◆ What this task involves: Write out each line of the material exactly as given, and drop the images.

◆ Dataset entries:
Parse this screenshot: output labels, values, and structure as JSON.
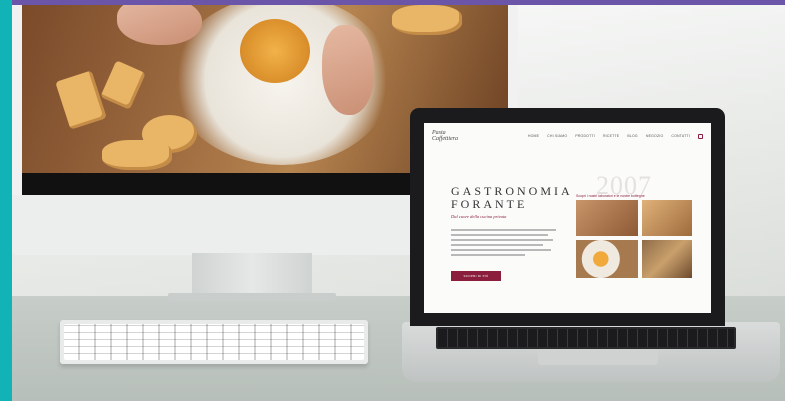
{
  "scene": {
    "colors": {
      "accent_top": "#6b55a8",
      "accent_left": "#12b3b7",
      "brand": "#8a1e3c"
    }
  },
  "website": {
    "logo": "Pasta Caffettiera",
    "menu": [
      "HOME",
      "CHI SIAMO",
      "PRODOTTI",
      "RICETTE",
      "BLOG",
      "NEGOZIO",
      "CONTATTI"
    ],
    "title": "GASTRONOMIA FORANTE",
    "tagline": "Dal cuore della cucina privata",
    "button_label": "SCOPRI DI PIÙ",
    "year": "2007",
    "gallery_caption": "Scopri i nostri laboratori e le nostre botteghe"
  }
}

◆ Solution:
Parse this screenshot: output labels, values, and structure as JSON.
{
  "scene": {
    "colors": {
      "accent_top": "#6b55a8",
      "accent_left": "#12b3b7",
      "brand": "#8a1e3c"
    }
  },
  "website": {
    "logo": "Pasta Caffettiera",
    "menu": [
      "HOME",
      "CHI SIAMO",
      "PRODOTTI",
      "RICETTE",
      "BLOG",
      "NEGOZIO",
      "CONTATTI"
    ],
    "title": "GASTRONOMIA FORANTE",
    "tagline": "Dal cuore della cucina privata",
    "button_label": "SCOPRI DI PIÙ",
    "year": "2007",
    "gallery_caption": "Scopri i nostri laboratori e le nostre botteghe"
  }
}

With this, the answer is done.